Jamesmac442

4 years ago

I was out in the country with no antenna and no pie plate, so I tried this with a loop of 4 conductor speaker wire about 9" in diameter. Both hot and ground were connected to different wires in the same end of the loop. I got 40 channels.

0
Superbummed
Superbummed

4 years ago

Did not work for me! Followed instructions to a T, even made some adjustments when it wouldn't work, still didn't work. Super pissed. :/

0
rrace001
rrace001

5 years ago

Awesome! I just made one out of aluminum foil and it picked up most the stations around my home just as the one I ordered on line. I used a splitter and some wire to connect to the foil. Taped the foil to some cardboard and hot glued the splitter to the cardboard then connected. Works great! Thanks!

0
ronakmdave
ronakmdave

5 years ago on Introduction

Did you mod a coax cable to have only one connector (strip the wire casing on one end)? Or did you buy it with only one connector? (I've been having trouble finding one like that)

0
stuckonails
stuckonails

6 years ago

Made this with cardboard and tinfoil. Connected coax to antenna with paper clips. As you can see, this is a total hack-job but it works beautifully. Didn't even mount it, just rested it on the edge of my bookshelf. Picture attached of setup and me watching the green Bay game.

temp_1072621285.jpgtemp_623464810.jpgtemp_-428266669.jpg
0
joej9
joej9

Reply 5 years ago on Introduction

Cool antenna. My question is, "Did the Pack win?"

Great if you have that strong of a signal near by. Something like that is very low gain though - I'm using an 8-bay bow-tie to get signals from over 100 miles away, and no pie-plate antenna will do that. Possibly some coat hangers and an oven liner?

0
sweller
sweller

Reply 5 years ago on Introduction

Apples and bananas. This you can hide indoors, disguised as a picture or whatever your imagination allows. An 8-bay *anything* is going to be ugly - even in an attic. Outside, I have a > 24" folded dipole in PVC that pulls in everything broadcast in my native language (12+ stations) from almost 50 miles away. It's almost invisible and virtually weatherproof.

0
rha207
rha207

5 years ago on Introduction

I made one and got 14 channels and decided to buy a real one, an RCA digital antenna. It only got 7 stations. The one I made outperformed it hands down, so I returned it and the one I make. Thanks.

0
czarjim
czarjim

6 years ago on Introduction

Too cool!
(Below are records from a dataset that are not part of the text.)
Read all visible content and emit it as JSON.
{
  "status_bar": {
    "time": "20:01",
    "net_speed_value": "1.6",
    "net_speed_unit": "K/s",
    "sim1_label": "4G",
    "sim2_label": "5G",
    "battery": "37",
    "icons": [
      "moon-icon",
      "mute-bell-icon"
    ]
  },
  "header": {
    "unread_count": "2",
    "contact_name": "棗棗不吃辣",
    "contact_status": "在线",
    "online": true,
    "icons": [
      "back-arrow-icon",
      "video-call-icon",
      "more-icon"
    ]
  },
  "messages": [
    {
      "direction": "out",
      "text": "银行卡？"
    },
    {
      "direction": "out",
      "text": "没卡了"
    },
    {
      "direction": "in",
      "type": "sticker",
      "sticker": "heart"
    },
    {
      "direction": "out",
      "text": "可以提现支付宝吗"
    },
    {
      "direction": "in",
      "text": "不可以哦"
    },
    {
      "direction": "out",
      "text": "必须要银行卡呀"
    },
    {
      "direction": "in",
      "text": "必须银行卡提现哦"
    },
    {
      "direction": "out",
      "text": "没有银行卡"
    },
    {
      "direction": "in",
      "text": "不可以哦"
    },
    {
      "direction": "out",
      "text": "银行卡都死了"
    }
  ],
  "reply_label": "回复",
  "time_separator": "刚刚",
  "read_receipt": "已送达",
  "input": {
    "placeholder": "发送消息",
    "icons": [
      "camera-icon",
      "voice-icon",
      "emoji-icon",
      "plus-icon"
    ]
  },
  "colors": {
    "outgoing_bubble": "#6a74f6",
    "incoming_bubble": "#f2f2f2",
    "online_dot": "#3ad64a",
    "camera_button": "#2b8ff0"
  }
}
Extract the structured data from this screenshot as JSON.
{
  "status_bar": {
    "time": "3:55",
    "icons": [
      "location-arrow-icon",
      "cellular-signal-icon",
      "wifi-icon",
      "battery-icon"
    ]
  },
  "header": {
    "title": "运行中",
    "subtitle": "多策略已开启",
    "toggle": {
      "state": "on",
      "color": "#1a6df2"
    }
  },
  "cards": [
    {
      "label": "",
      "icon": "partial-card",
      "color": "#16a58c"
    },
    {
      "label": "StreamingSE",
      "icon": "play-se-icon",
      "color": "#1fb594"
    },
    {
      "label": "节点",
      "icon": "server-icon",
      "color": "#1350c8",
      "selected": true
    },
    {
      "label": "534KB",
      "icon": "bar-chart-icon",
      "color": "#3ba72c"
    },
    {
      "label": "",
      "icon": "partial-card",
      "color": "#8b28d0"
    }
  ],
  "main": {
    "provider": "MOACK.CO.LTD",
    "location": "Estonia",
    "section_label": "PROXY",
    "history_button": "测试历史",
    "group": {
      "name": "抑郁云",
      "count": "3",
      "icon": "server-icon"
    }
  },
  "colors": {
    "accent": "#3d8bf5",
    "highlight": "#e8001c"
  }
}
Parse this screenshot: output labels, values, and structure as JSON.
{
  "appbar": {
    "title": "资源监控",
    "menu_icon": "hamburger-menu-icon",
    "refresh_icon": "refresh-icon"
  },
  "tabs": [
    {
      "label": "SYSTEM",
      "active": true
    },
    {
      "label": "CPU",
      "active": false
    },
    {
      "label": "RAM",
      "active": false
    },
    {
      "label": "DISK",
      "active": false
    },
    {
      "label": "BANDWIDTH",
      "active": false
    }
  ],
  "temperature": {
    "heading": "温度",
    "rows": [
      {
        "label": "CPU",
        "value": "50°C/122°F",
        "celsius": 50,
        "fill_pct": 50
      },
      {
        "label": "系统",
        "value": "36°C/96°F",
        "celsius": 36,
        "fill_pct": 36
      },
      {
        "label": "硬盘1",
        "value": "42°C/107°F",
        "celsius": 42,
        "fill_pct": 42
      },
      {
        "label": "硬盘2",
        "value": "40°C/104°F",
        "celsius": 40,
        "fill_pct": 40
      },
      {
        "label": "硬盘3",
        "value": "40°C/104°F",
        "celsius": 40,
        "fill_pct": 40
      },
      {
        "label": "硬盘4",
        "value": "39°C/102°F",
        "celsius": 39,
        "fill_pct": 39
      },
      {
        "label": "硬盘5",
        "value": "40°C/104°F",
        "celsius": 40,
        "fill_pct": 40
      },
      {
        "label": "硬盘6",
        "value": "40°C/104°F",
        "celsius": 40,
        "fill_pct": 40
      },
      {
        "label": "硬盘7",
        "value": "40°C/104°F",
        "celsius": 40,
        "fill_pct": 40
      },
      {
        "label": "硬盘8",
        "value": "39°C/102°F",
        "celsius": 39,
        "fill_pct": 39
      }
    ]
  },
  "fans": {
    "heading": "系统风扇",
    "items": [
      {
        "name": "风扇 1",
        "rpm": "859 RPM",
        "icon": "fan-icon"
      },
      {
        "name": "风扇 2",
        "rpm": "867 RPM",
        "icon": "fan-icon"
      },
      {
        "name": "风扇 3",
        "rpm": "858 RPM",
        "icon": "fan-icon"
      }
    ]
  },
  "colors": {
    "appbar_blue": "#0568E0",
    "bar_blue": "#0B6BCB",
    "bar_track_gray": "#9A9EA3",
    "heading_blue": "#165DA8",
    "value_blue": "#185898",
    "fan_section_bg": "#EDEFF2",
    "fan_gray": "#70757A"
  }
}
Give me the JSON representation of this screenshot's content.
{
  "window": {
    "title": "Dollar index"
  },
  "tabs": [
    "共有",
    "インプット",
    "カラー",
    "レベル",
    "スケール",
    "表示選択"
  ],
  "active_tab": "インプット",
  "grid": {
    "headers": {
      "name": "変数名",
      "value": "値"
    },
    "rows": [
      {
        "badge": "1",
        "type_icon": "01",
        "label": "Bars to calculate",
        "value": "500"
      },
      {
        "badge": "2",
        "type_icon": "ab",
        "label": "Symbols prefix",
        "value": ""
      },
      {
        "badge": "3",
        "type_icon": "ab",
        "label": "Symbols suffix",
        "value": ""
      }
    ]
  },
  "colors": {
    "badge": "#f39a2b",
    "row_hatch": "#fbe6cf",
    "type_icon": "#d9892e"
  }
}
My Xfinity (cable TV) service went out several times over the past month - again today. We're hosting Thanksgiving and I used this Instructable to see if we could get the game tomorrow. It works! I now get 20 channels. Many thanks!

0
wwhitt
wwhitt

8 years ago on Introduction

My brother said that if you are in front of the antenna you could get cancer. Is this true? Btw I made it and love it!

0
breedm
breedm

Reply 8 years ago on Introduction

Pie tins have long been known to be carcinogens!